To make sure you never miss out on your favourite NEW stories, we're happy to send you some reminders
Click 'OK' then 'Allow' to enable notifications
Featured Image Credit: Facebook/LeRoy W. Homer Jr. Foundation
Today, 11 September 2021, marks the 20th anniversary of 9/11: the day that the world changed after a series of coordinated terrorist attacks took place, taking with them the lives of almost 3,000 people.
One of those lives was LeRoy Homer Jr., who was the first officer in the cockpit of United Airlines Flight #93 which was believed to be heading for the US Capitol in Washington D.C.
Twenty years on from the tragedy LeRoy's wife, Melodie Homer, has shared his story once again in a bid to educate the world and 'protect his legacy'.
In total, there were four attacks on commercial airliners which were set up by terrorist organisation al-Qaeda. The first two planes hit the skyscrapers that belonged to the World Trade Center in New York City.
The third flight was hijacked over Ohio before crashing into the west side of the Pentagon, causing partial collapse of the side of the building.

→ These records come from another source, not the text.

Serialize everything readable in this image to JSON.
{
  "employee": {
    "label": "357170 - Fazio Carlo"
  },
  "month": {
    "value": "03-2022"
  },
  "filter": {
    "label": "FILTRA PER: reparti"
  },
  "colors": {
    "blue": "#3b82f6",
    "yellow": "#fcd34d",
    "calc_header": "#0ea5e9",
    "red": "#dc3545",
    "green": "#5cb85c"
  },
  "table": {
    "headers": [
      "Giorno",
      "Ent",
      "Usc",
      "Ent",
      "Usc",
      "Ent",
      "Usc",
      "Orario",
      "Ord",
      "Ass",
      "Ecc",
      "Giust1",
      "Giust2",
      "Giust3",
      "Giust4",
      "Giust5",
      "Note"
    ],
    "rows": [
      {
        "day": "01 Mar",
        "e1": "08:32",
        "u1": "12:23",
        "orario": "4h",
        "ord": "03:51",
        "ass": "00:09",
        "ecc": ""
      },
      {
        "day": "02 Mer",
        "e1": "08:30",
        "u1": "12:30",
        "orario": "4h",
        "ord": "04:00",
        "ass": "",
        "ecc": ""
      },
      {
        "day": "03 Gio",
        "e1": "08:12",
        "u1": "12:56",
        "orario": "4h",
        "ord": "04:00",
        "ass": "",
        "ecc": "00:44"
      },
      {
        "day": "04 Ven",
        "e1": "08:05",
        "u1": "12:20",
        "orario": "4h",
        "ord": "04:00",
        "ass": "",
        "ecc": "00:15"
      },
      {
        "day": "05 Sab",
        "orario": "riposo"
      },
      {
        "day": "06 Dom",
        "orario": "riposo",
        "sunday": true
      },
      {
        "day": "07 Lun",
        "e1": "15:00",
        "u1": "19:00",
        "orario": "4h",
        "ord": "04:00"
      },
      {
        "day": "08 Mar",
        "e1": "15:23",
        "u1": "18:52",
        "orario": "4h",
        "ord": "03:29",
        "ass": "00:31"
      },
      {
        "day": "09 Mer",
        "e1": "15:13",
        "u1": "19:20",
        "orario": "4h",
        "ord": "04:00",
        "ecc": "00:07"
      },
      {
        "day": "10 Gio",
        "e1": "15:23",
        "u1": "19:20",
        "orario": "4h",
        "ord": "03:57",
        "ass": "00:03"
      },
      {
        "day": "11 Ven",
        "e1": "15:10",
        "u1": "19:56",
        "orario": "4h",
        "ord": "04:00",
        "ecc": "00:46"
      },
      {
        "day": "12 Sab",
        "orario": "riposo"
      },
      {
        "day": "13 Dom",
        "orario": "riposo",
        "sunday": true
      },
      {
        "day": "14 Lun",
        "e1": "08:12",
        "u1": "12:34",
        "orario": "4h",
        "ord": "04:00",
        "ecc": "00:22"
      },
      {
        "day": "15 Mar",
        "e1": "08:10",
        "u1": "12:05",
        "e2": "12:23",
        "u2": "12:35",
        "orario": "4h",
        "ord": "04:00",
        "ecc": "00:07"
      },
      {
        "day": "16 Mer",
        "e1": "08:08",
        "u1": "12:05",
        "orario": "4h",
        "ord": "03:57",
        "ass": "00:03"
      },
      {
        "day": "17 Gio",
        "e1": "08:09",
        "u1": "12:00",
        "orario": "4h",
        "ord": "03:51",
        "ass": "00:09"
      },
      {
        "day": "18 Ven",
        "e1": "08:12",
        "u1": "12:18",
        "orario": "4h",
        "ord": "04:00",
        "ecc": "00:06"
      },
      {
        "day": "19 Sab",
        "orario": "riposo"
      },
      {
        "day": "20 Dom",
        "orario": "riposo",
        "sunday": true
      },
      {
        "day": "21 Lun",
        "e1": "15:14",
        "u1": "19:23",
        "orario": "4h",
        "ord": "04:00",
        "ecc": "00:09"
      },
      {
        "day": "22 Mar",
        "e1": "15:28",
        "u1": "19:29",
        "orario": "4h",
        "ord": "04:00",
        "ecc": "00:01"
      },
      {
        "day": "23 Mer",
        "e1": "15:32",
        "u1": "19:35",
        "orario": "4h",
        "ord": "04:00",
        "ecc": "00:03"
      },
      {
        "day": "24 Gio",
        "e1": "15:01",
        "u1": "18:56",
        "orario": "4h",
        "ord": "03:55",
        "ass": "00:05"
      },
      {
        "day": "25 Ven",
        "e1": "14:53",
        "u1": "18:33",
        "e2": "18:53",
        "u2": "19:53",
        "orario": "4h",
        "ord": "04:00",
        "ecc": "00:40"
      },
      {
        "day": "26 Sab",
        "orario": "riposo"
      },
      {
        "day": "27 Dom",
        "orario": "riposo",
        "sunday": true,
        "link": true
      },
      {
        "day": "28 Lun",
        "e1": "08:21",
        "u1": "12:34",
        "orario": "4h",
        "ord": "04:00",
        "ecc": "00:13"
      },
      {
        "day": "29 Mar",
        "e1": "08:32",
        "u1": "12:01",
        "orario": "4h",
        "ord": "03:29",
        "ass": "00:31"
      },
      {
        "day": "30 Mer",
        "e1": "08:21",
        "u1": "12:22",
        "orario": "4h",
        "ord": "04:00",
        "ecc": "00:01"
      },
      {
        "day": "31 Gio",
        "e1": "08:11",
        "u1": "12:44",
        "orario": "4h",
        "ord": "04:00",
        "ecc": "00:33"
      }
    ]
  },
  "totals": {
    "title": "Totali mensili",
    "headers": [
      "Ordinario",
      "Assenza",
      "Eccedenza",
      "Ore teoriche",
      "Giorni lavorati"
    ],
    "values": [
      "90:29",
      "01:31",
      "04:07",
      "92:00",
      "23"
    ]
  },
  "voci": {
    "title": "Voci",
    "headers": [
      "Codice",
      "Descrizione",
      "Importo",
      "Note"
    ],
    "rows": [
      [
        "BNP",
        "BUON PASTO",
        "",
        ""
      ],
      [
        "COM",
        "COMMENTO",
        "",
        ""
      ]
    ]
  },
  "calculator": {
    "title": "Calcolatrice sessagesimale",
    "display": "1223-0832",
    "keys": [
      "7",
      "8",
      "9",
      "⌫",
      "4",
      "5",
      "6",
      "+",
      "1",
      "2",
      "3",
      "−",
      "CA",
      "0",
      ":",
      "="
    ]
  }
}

The fourth and final flight was the one LeRoy Homer Jr. was on board. His widow has spoken about his heroic attempt to stop the plane from being taken over by terrorists that stormed the cockpit.

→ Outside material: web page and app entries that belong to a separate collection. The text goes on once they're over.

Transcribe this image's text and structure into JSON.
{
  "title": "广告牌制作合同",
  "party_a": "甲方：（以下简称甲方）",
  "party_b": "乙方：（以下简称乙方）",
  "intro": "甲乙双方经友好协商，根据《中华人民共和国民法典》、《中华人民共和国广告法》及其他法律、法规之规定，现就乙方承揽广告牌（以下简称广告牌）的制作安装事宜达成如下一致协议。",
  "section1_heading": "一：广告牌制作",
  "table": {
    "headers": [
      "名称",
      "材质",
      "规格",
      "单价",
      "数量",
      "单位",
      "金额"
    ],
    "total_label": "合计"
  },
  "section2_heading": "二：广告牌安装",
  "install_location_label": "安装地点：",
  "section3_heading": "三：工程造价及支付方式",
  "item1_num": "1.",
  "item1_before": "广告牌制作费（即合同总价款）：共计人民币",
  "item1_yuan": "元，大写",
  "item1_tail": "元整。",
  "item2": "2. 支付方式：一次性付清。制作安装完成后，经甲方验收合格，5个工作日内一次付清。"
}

After receiving messages about the previous flights and being told to be aware of intrusion, Mr Homer Jr. raised the alarm when the door to the cockpit was breached.
He also declared 'Mayday' - an emergency procedural word used as a distress signal - before fighting with the terrorists in a bid to save those on board.
Despite all he did on that fateful day, his involvement is rarely acknowledged which is something Melodie is trying to change.
Speaking on a BBC documentary Surviving 9/11, she explained: "It was a story that everyone probably needed to hear, and wanted to hear.
"None of the crew are mentioned in their narratives.
"People would say to me, 'there was a black pilot on that flight?', that's how little they knew about who was in the cockpit and that's a huge part of the story."
She added: "It felt like that was a hijacking of everybody else's stories and everybody else's grief.
"I feel protective of LeRoy and I feel protective of his legacy."
Passengers and crew members on the flight used seatback phones to call loved ones and authorities before taking a vote to fight back and try to gain control of the plane.
It was a heroic act that spared countless more lives.
Jack Grandcolas, whose wife Lauren was on the flight, said: "What they did was amazingly dramatic," before adding that it was 'a selfless act of love to conquer hate'.